Julie Goodman, a scientist at Gradient Corporation, said her review of the research shows current uses of bisphenol A are safe. Goodman also said, when questioned, that her firm’s clients include several in the chemical industry.
State action is necessary, backers of the legislation told the committee, because federal legislation is often delayed and it’s important for Maryland to lead government in protecting citizens.
Hubbard said the government often steps in only after several states pass competing standards and industry asks the federal government for “protection” from higher standards.
Toy manufacturers and retailers also weighed in on toy safety after a year of record toy recalls. Toys ‘R Us and Wal-Mart, two retailers that comprise just under half the U.S. toy market, last week announced steps to rid their products of problem chemicals. The two companies operate more than 25 stores in Maryland.
Starting March 1, the retailers are setting a higher standard than one expected to pass Congress for lead on the surface paint for toys. The companies are also phasing out chemicals found in vinyl.
Toys ‘R Us said this and other recent safety initiatives demonstrate their commitment to children. “The bar can never be too high for safety,” said company spokeswoman Kathleen Waugh.
Hubbard framed these initiatives as a reaction to perceptions among consumers.
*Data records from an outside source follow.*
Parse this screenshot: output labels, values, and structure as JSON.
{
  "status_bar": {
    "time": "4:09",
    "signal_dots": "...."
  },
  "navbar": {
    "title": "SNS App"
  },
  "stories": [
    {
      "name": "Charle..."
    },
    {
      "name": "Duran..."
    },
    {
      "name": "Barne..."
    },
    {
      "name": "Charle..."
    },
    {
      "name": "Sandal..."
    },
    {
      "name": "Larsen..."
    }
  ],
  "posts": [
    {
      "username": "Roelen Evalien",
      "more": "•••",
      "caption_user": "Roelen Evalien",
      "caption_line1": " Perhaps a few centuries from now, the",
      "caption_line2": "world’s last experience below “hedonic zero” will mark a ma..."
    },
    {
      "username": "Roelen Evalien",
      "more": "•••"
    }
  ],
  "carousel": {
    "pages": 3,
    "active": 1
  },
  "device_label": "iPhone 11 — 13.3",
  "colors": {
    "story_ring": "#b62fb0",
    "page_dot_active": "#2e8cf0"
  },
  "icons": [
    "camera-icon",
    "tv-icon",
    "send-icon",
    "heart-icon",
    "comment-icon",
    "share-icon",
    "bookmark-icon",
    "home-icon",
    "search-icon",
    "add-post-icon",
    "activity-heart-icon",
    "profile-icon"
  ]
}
Polls show a dramatic rise last year in those concerned about the safety of Chinese-made toys that make up 80 percent of the total.
“Their actions are driven by economics,” said Hubbard. “They are responding to a marketplace that’s scared to buy their toys by virtue of what they’ve heard and read.”
The toy recalls of last year may spread to other products made in China, said Eric Johnson, a professor at the Tuck School of Business at Dartmouth.
“Many of these things we’ve been talking about with toys we’re going to be talking about with other products because they see a lot more scrutiny than other products coming out of China.”